### WHAT TO WORK ON
Extract every line below that contains the word "Korea".
═══
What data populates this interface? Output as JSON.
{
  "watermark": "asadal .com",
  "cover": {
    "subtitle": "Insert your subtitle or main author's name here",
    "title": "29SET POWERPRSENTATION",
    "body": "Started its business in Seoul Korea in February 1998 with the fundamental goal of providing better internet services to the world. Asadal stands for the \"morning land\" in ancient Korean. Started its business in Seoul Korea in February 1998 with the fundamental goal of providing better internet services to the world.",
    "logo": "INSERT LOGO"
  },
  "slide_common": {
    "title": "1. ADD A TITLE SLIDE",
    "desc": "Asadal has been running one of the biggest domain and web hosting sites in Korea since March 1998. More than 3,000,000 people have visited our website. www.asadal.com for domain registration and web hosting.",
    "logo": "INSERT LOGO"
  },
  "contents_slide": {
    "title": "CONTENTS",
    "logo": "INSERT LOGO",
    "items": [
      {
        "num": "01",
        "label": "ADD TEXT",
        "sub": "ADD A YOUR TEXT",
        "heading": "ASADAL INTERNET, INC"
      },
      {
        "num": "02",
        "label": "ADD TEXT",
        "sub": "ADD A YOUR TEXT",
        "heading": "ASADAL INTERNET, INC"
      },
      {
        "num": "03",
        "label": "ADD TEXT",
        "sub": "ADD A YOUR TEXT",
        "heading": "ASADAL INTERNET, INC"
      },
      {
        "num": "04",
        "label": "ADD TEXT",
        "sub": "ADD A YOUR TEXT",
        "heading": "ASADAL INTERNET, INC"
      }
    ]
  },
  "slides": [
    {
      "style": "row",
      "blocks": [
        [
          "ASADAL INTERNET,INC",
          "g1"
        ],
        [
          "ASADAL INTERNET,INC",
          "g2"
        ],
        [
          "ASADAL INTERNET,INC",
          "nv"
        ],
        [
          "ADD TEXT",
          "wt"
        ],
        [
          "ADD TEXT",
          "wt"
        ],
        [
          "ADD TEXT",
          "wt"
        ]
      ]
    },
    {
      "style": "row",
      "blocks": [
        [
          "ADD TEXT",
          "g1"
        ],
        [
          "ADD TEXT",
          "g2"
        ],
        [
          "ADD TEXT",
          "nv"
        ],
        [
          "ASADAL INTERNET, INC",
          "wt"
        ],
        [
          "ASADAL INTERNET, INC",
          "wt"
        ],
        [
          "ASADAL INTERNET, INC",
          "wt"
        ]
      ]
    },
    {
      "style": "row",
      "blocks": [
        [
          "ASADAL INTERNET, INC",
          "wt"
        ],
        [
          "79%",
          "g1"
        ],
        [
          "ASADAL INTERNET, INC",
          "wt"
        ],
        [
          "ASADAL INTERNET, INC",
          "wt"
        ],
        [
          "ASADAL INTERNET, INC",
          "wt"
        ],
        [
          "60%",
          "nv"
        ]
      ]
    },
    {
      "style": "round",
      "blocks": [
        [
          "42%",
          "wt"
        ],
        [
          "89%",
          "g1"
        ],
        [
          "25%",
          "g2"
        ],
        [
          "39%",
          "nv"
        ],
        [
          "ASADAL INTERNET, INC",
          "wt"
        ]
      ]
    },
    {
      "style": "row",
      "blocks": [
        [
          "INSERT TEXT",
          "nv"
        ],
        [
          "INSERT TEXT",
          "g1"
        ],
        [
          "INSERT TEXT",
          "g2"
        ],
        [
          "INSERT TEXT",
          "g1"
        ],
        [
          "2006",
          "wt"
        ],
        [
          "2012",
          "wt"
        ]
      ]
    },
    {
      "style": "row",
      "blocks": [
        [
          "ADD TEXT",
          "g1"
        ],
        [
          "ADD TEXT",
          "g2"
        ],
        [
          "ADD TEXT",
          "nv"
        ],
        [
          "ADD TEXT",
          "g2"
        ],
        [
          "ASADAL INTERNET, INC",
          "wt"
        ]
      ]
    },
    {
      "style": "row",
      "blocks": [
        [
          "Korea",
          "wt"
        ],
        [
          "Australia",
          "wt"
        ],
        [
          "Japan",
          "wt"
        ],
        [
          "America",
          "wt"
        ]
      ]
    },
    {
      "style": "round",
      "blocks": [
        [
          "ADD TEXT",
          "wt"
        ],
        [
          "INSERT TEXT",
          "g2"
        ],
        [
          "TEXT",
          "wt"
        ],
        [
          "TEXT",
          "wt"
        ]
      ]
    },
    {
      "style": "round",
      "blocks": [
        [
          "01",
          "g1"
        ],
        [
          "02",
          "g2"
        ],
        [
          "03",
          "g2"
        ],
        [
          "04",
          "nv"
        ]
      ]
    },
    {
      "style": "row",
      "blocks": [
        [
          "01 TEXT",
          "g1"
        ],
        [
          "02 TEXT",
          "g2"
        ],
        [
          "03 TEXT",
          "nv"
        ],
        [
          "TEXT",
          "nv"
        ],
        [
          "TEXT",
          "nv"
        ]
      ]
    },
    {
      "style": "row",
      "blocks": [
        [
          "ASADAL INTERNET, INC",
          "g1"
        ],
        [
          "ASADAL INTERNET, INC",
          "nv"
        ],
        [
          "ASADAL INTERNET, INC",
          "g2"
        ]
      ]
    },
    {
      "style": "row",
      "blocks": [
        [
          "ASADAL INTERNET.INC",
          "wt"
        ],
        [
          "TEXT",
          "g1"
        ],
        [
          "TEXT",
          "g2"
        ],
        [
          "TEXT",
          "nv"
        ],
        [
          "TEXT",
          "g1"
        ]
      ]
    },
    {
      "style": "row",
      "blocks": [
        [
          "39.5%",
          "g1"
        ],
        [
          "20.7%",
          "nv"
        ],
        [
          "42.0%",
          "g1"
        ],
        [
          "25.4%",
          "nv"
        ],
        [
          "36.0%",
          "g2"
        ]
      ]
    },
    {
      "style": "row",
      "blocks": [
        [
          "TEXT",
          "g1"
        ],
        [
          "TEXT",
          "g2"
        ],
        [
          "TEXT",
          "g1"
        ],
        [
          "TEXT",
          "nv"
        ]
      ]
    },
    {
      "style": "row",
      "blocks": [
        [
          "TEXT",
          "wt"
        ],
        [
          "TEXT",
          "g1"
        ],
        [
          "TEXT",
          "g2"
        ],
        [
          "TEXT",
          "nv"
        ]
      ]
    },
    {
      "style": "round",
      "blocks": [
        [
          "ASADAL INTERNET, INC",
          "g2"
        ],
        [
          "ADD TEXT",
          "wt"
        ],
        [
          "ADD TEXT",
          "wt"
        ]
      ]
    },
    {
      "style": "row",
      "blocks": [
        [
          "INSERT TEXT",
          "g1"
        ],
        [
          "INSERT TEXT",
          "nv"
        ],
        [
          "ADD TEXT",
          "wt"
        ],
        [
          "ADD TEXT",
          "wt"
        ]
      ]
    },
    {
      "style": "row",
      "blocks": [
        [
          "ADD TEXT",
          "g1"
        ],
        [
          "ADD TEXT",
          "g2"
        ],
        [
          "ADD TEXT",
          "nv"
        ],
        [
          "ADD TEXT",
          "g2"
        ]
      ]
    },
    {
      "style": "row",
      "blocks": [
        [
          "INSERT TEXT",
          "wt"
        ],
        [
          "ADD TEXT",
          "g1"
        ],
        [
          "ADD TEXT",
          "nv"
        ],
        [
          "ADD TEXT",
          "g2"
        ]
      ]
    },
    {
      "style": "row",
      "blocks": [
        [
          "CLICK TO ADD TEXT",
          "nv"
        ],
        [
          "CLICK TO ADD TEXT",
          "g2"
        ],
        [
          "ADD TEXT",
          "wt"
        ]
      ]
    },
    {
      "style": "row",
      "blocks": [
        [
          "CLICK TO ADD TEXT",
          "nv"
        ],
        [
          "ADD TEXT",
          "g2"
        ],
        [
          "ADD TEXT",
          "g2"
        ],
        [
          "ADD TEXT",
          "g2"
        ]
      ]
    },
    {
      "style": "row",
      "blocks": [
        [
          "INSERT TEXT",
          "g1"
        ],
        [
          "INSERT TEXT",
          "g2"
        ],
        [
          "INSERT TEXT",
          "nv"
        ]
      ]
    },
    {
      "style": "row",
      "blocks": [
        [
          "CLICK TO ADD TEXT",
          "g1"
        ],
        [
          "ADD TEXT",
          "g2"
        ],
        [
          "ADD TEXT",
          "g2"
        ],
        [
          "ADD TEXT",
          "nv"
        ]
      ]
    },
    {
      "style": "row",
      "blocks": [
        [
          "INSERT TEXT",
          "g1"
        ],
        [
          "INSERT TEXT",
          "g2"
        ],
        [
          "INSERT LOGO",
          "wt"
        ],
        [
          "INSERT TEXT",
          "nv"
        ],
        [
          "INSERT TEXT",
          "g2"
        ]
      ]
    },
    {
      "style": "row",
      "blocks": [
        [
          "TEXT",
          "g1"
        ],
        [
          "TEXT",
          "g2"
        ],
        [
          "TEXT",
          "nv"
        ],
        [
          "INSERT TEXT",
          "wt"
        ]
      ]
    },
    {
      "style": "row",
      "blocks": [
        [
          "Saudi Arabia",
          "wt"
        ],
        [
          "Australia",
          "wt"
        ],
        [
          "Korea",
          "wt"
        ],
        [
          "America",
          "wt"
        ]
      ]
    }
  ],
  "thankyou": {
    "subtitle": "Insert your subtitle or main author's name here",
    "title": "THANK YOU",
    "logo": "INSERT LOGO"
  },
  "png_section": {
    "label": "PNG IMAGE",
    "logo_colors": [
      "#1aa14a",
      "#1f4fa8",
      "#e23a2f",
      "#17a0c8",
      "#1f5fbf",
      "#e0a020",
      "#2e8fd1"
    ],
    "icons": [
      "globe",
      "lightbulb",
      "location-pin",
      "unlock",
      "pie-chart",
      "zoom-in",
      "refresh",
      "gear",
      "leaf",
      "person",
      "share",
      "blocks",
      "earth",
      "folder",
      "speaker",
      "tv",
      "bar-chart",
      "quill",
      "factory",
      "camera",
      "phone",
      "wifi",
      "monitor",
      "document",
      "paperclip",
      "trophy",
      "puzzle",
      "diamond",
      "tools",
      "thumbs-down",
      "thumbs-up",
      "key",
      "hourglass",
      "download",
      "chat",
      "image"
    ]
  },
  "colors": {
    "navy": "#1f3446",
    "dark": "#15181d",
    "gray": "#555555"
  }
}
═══
### WRITTEN REPLY
    "body": "Started its business in Seoul Korea in February 1998 with the fundamental goal of providing better internet services to the world. Asadal stands for the \"morning land\" in ancient Korean. Started its business in Seoul Korea in February 1998 with the fundamental goal of providing better internet services to the world.",
    "desc": "Asadal has been running one of the biggest domain and web hosting sites in Korea since March 1998. More than 3,000,000 people have visited our website. www.asadal.com for domain registration and web hosting.",
          "Korea",
          "Korea",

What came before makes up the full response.